Against a backdrop of editorial redundancies, it's hard to feel celebratory about the rise of adblocking. 

In a decision which will delight phone users but strike fear into media companies' hearts, the mobile provider Three is running an adblocking trial across its network from mid-June.

The company says it's considering adblocking as a way to improve its customers' privacy and reduce data costs, which makes sense, up to a point. Ads, especially video ads, can eat up mobile users' data and battery life, and can render already-clunky mobile websites practically unusable.

However, the move comes in a week where both new and old news organisations, the Telegraph and Vice, have laid off staff in a bid to make cost savings. These organisations rely (to differing extents) on ad revenue. If readers aren't seeing ads, then whoever published and paid for that writing isn't making money, and probably won't be able to pay for that writing for much longer. 

The trial mirrors Apple's launch in September 2015 of an operating system which supported adblocker apps (which unsurprisingly shot up the Apple Store charts). At the time, I wrote about what this could mean for journalism:

Apple's move is just another which puts journalism at the mercy of giant tech companies. The consumption of media is already dictated by the whims of Google's algorithm, with publications forced to redesign sites and tweak content to ensure they rank highly and are indexed by the search engine.

Apple, notorious in the industry for its fanged response to attacks in the press, will now select its own news for readers via its news app. And media producers may now be forced to turn to social media sites like Facebook, where adblockers have less power, to market or even publish their content. 

Without ads, media companies will need to find other revenue streams, which could include subscription or paywall models - great if they work - or more sponsored posts by companies. 

Ads certainly need to become more user-friendly, and Three makes a good point when it argues that advertisers should pay for the data costs of their ads.
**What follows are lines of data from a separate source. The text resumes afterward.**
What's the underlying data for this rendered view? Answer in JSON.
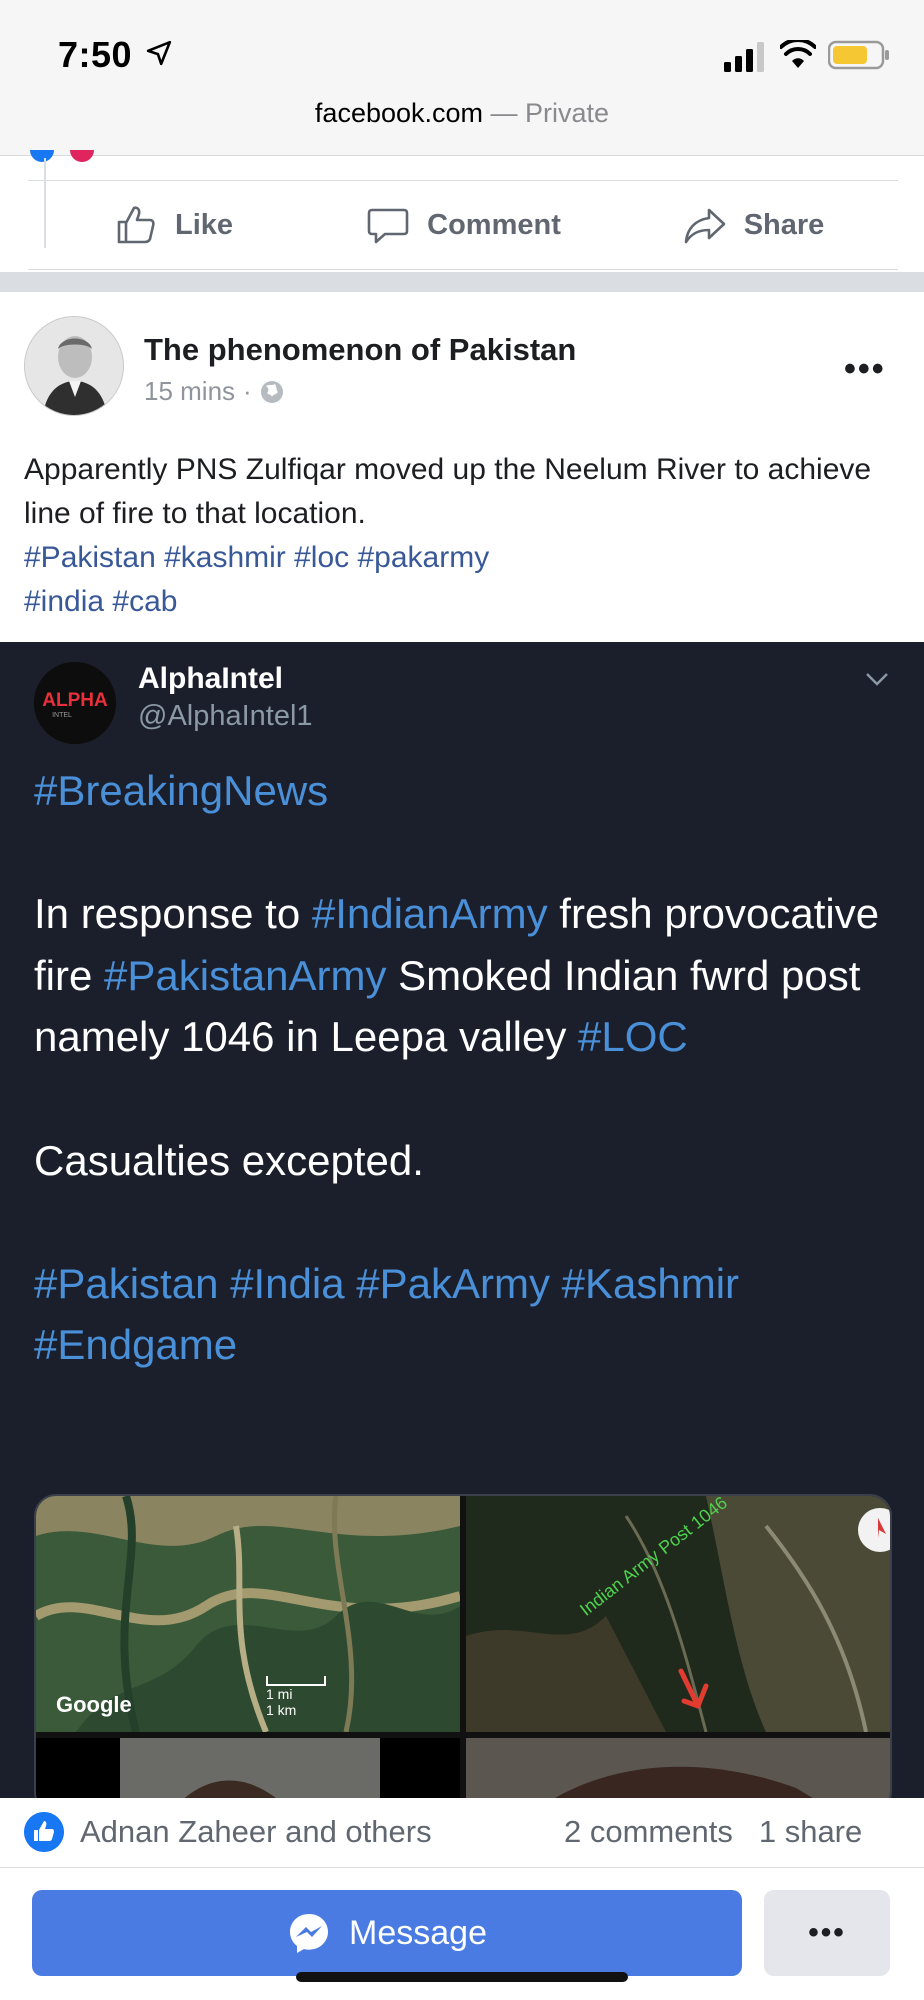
{
  "status_bar": {
    "time": "7:50",
    "url_domain": "facebook.com",
    "url_mode": "Private"
  },
  "previous_post_actions": {
    "like": "Like",
    "comment": "Comment",
    "share": "Share"
  },
  "post": {
    "author": "The phenomenon of Pakistan",
    "time": "15 mins",
    "text": "Apparently PNS Zulfiqar moved up the Neelum River to achieve line of fire to that location.",
    "hashtags_line1": "#Pakistan #kashmir #loc #pakarmy",
    "hashtags_line2": "#india #cab"
  },
  "tweet": {
    "name": "AlphaIntel",
    "handle": "@AlphaIntel1",
    "avatar_text": "ALPHA",
    "avatar_subtext": "INTEL",
    "tag_breaking": "#BreakingNews",
    "text_1": "In response to",
    "tag_indianarmy": "#IndianArmy",
    "text_2": "fresh provocative fire",
    "tag_pakistanarmy": "#PakistanArmy",
    "text_3": "Smoked Indian fwrd post namely 1046 in Leepa valley",
    "tag_loc": "#LOC",
    "text_4": "Casualties excepted.",
    "tag_pakistan": "#Pakistan",
    "tag_india": "#India",
    "tag_pakarmy": "#PakArmy",
    "tag_kashmir": "#Kashmir",
    "tag_endgame": "#Endgame",
    "media": {
      "map_attribution": "Google",
      "scale_mi": "1 mi",
      "scale_km": "1 km",
      "post_label": "Indian Army Post 1046"
    }
  },
  "engagement": {
    "reactors": "Adnan Zaheer and others",
    "comments": "2 comments",
    "shares": "1 share"
  },
  "bottom_bar": {
    "message_label": "Message",
    "more_label": "•••"
  },
  "colors": {
    "facebook_blue": "#4a7be3",
    "hashtag_blue": "#385898",
    "tweet_bg": "#1b1f2b",
    "tweet_link": "#4a90d9"
  }
}
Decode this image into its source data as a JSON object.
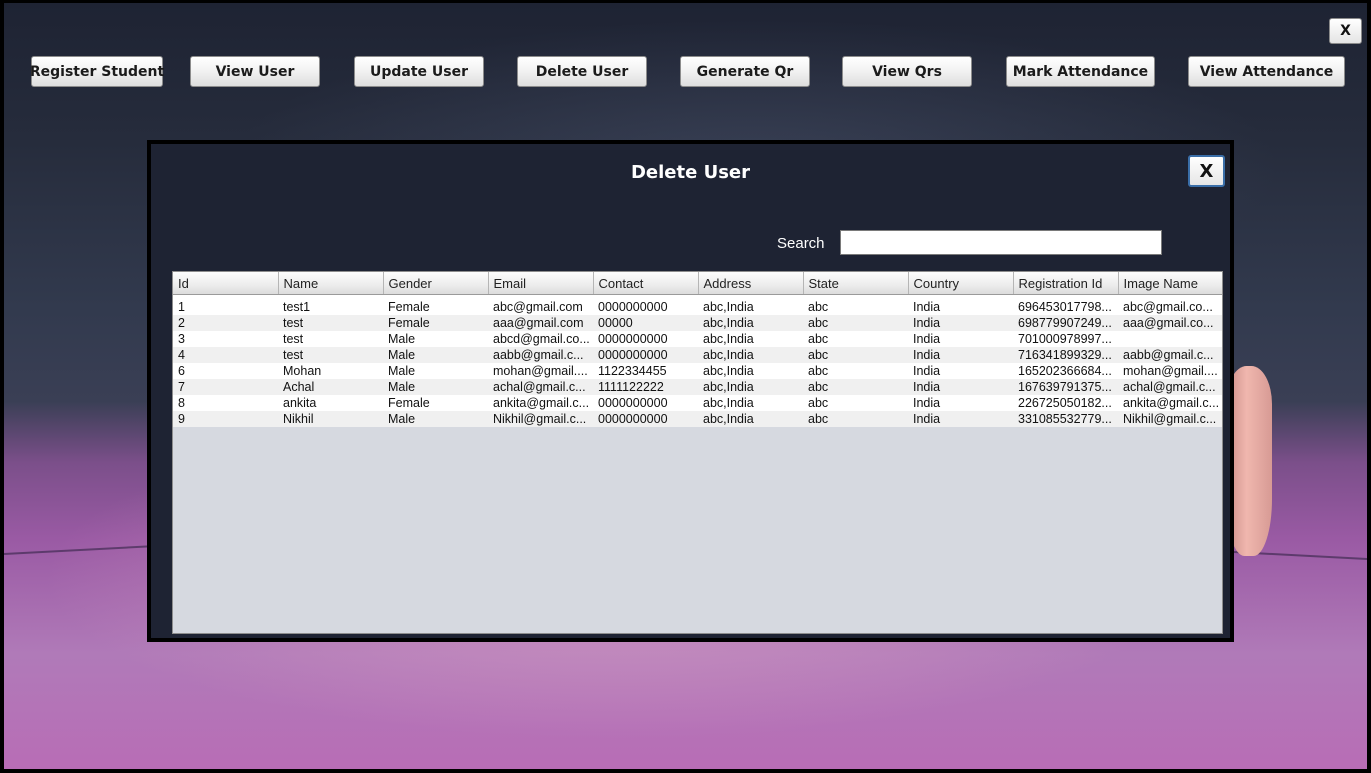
{
  "window": {
    "close_label": "X"
  },
  "menu": {
    "buttons": [
      {
        "label": "Register Student"
      },
      {
        "label": "View User"
      },
      {
        "label": "Update User"
      },
      {
        "label": "Delete User"
      },
      {
        "label": "Generate Qr"
      },
      {
        "label": "View Qrs"
      },
      {
        "label": "Mark Attendance"
      },
      {
        "label": "View Attendance"
      }
    ]
  },
  "dialog": {
    "title": "Delete User",
    "close_label": "X",
    "search": {
      "label": "Search",
      "value": "",
      "placeholder": ""
    },
    "table": {
      "columns": [
        "Id",
        "Name",
        "Gender",
        "Email",
        "Contact",
        "Address",
        "State",
        "Country",
        "Registration Id",
        "Image Name"
      ],
      "rows": [
        [
          "1",
          "test1",
          "Female",
          "abc@gmail.com",
          "0000000000",
          "abc,India",
          "abc",
          "India",
          "696453017798...",
          "abc@gmail.co..."
        ],
        [
          "2",
          "test",
          "Female",
          "aaa@gmail.com",
          "00000",
          "abc,India",
          "abc",
          "India",
          "698779907249...",
          "aaa@gmail.co..."
        ],
        [
          "3",
          "test",
          "Male",
          "abcd@gmail.co...",
          "0000000000",
          "abc,India",
          "abc",
          "India",
          "701000978997...",
          ""
        ],
        [
          "4",
          "test",
          "Male",
          "aabb@gmail.c...",
          "0000000000",
          "abc,India",
          "abc",
          "India",
          "716341899329...",
          "aabb@gmail.c..."
        ],
        [
          "6",
          "Mohan",
          "Male",
          "mohan@gmail....",
          "1122334455",
          "abc,India",
          "abc",
          "India",
          "165202366684...",
          "mohan@gmail...."
        ],
        [
          "7",
          "Achal",
          "Male",
          "achal@gmail.c...",
          "1111122222",
          "abc,India",
          "abc",
          "India",
          "167639791375...",
          "achal@gmail.c..."
        ],
        [
          "8",
          "ankita",
          "Female",
          "ankita@gmail.c...",
          "0000000000",
          "abc,India",
          "abc",
          "India",
          "226725050182...",
          "ankita@gmail.c..."
        ],
        [
          "9",
          "Nikhil",
          "Male",
          "Nikhil@gmail.c...",
          "0000000000",
          "abc,India",
          "abc",
          "India",
          "331085532779...",
          "Nikhil@gmail.c..."
        ]
      ]
    }
  }
}
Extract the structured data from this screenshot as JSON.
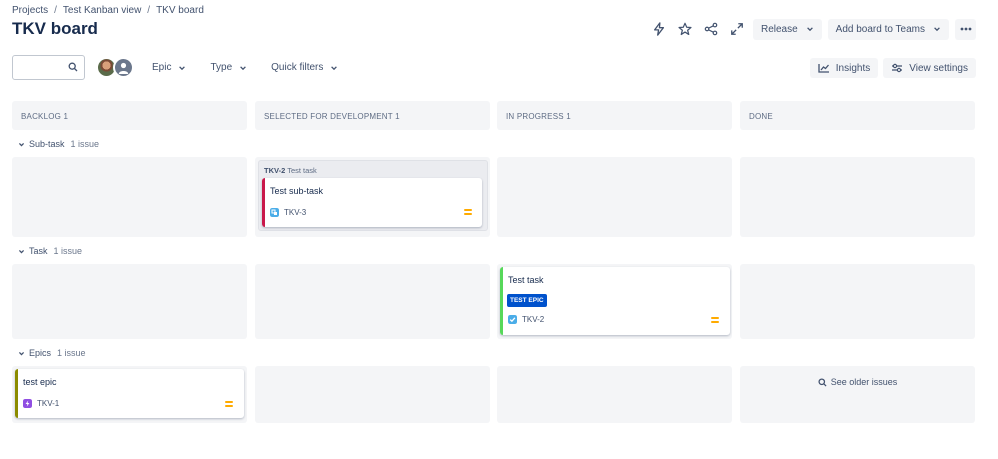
{
  "breadcrumb": [
    "Projects",
    "Test Kanban view",
    "TKV board"
  ],
  "title": "TKV board",
  "header": {
    "icons": [
      "lightning-icon",
      "star-icon",
      "share-icon",
      "expand-icon"
    ],
    "release_label": "Release",
    "add_teams_label": "Add board to Teams",
    "more_icon": "more-icon"
  },
  "toolbar": {
    "search_placeholder": "",
    "filters": [
      "Epic",
      "Type",
      "Quick filters"
    ],
    "insights_label": "Insights",
    "view_settings_label": "View settings"
  },
  "columns": [
    "BACKLOG 1",
    "SELECTED FOR DEVELOPMENT 1",
    "IN PROGRESS 1",
    "DONE"
  ],
  "swimlanes": [
    {
      "name": "Sub-task",
      "count": "1 issue"
    },
    {
      "name": "Task",
      "count": "1 issue"
    },
    {
      "name": "Epics",
      "count": "1 issue"
    }
  ],
  "cards": {
    "subtask": {
      "parent_key": "TKV-2",
      "parent_title": "Test task",
      "title": "Test sub-task",
      "key": "TKV-3",
      "type_icon": "subtask-icon",
      "bar_color": "#c9184a",
      "icon_color": "#4bade8"
    },
    "task": {
      "title": "Test task",
      "epic": "TEST EPIC",
      "key": "TKV-2",
      "type_icon": "task-icon",
      "bar_color": "#57d85a",
      "icon_color": "#4bade8"
    },
    "epic": {
      "title": "test epic",
      "key": "TKV-1",
      "type_icon": "epic-icon",
      "bar_color": "#8b8b00",
      "icon_color": "#904ee2"
    }
  },
  "see_older_label": "See older issues",
  "colors": {
    "accent": "#0052cc",
    "priority": "#ffab00"
  }
}
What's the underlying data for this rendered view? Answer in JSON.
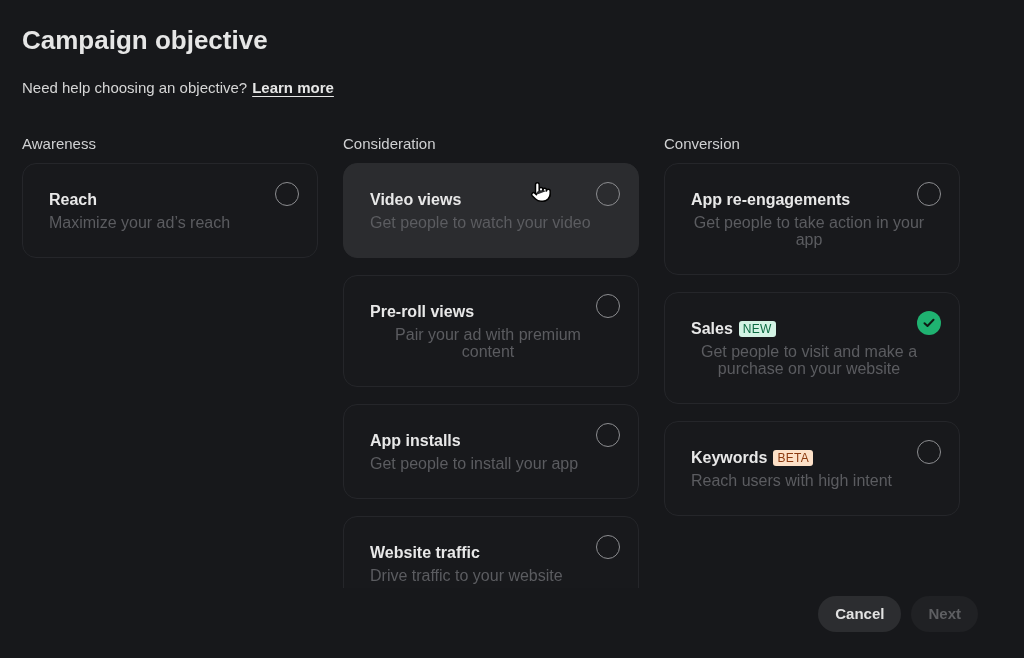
{
  "title": "Campaign objective",
  "help": {
    "text": "Need help choosing an objective?",
    "link": "Learn more"
  },
  "columns": [
    {
      "heading": "Awareness",
      "options": [
        {
          "title": "Reach",
          "description": "Maximize your ad’s reach",
          "selected": false,
          "hovered": false
        }
      ]
    },
    {
      "heading": "Consideration",
      "options": [
        {
          "title": "Video views",
          "description": "Get people to watch your video",
          "selected": false,
          "hovered": true
        },
        {
          "title": "Pre-roll views",
          "description": "Pair your ad with premium content",
          "selected": false,
          "hovered": false
        },
        {
          "title": "App installs",
          "description": "Get people to install your app",
          "selected": false,
          "hovered": false
        },
        {
          "title": "Website traffic",
          "description": "Drive traffic to your website",
          "selected": false,
          "hovered": false
        }
      ]
    },
    {
      "heading": "Conversion",
      "options": [
        {
          "title": "App re-engagements",
          "description": "Get people to take action in your app",
          "selected": false,
          "hovered": false
        },
        {
          "title": "Sales",
          "badge": {
            "label": "NEW",
            "kind": "new"
          },
          "description": "Get people to visit and make a purchase on your website",
          "selected": true,
          "hovered": false
        },
        {
          "title": "Keywords",
          "badge": {
            "label": "BETA",
            "kind": "beta"
          },
          "description": "Reach users with high intent",
          "selected": false,
          "hovered": false
        }
      ]
    }
  ],
  "buttons": [
    {
      "label": "Cancel",
      "disabled": false
    },
    {
      "label": "Next",
      "disabled": true
    }
  ]
}
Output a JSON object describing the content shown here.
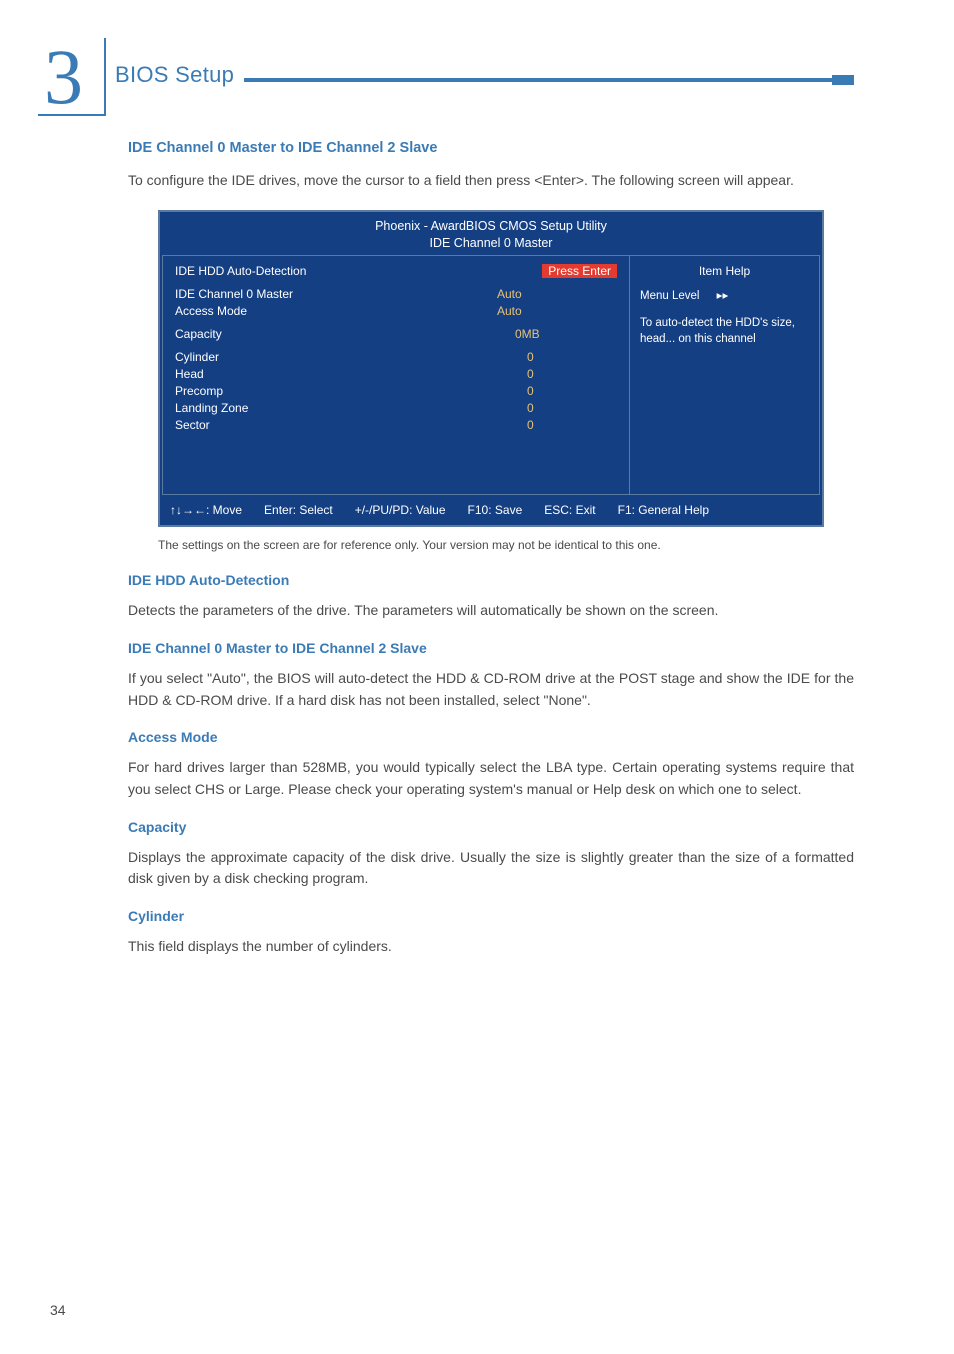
{
  "chapter_number": "3",
  "header_title": "BIOS Setup",
  "page_number": "34",
  "section_title": "IDE Channel 0 Master to IDE Channel 2 Slave",
  "intro_paragraph": "To configure the IDE drives, move the cursor to a field then press <Enter>. The following screen will appear.",
  "bios": {
    "title_line1": "Phoenix - AwardBIOS CMOS Setup Utility",
    "title_line2": "IDE Channel 0 Master",
    "rows": {
      "auto_detect_label": "IDE HDD Auto-Detection",
      "auto_detect_value": "Press Enter",
      "ch0_master_label": "IDE Channel 0 Master",
      "ch0_master_value": "Auto",
      "access_mode_label": "Access Mode",
      "access_mode_value": "Auto",
      "capacity_label": "Capacity",
      "capacity_value": "0MB",
      "cylinder_label": "Cylinder",
      "cylinder_value": "0",
      "head_label": "Head",
      "head_value": "0",
      "precomp_label": "Precomp",
      "precomp_value": "0",
      "landing_label": "Landing Zone",
      "landing_value": "0",
      "sector_label": "Sector",
      "sector_value": "0"
    },
    "help": {
      "title": "Item Help",
      "menu_level": "Menu Level",
      "body": "To auto-detect the HDD's size, head... on this channel"
    },
    "footer": {
      "move": "↑↓→←: Move",
      "select": "Enter: Select",
      "value": "+/-/PU/PD: Value",
      "save": "F10: Save",
      "exit": "ESC: Exit",
      "help": "F1: General Help"
    }
  },
  "caption": "The settings on the screen are for reference only. Your version may not be identical to this one.",
  "sections": {
    "auto_detect": {
      "title": "IDE HDD Auto-Detection",
      "body": "Detects the parameters of the drive. The parameters will automatically be shown on the screen."
    },
    "ch0_slave": {
      "title": "IDE Channel 0 Master to IDE Channel 2 Slave",
      "body": "If you select \"Auto\", the BIOS will auto-detect the HDD & CD-ROM drive at the POST stage and show the IDE for the HDD & CD-ROM drive. If a hard disk has not been installed, select \"None\"."
    },
    "access_mode": {
      "title": "Access Mode",
      "body": "For hard drives larger than 528MB, you would typically select the LBA type. Certain operating systems require that you select CHS or Large. Please check your operating system's manual or Help desk on which one to select."
    },
    "capacity": {
      "title": "Capacity",
      "body": "Displays the approximate capacity of the disk drive. Usually the size is slightly greater than the size of a formatted disk given by a disk checking program."
    },
    "cylinder": {
      "title": "Cylinder",
      "body": "This field displays the number of cylinders."
    }
  }
}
But if you were saddened by the editorial redundancies across the media this week, take pause before you celebrate the rise of adblocking. 

Barbara Speed is a technology and digital culture writer at the New Statesman and a staff writer at CityMetric.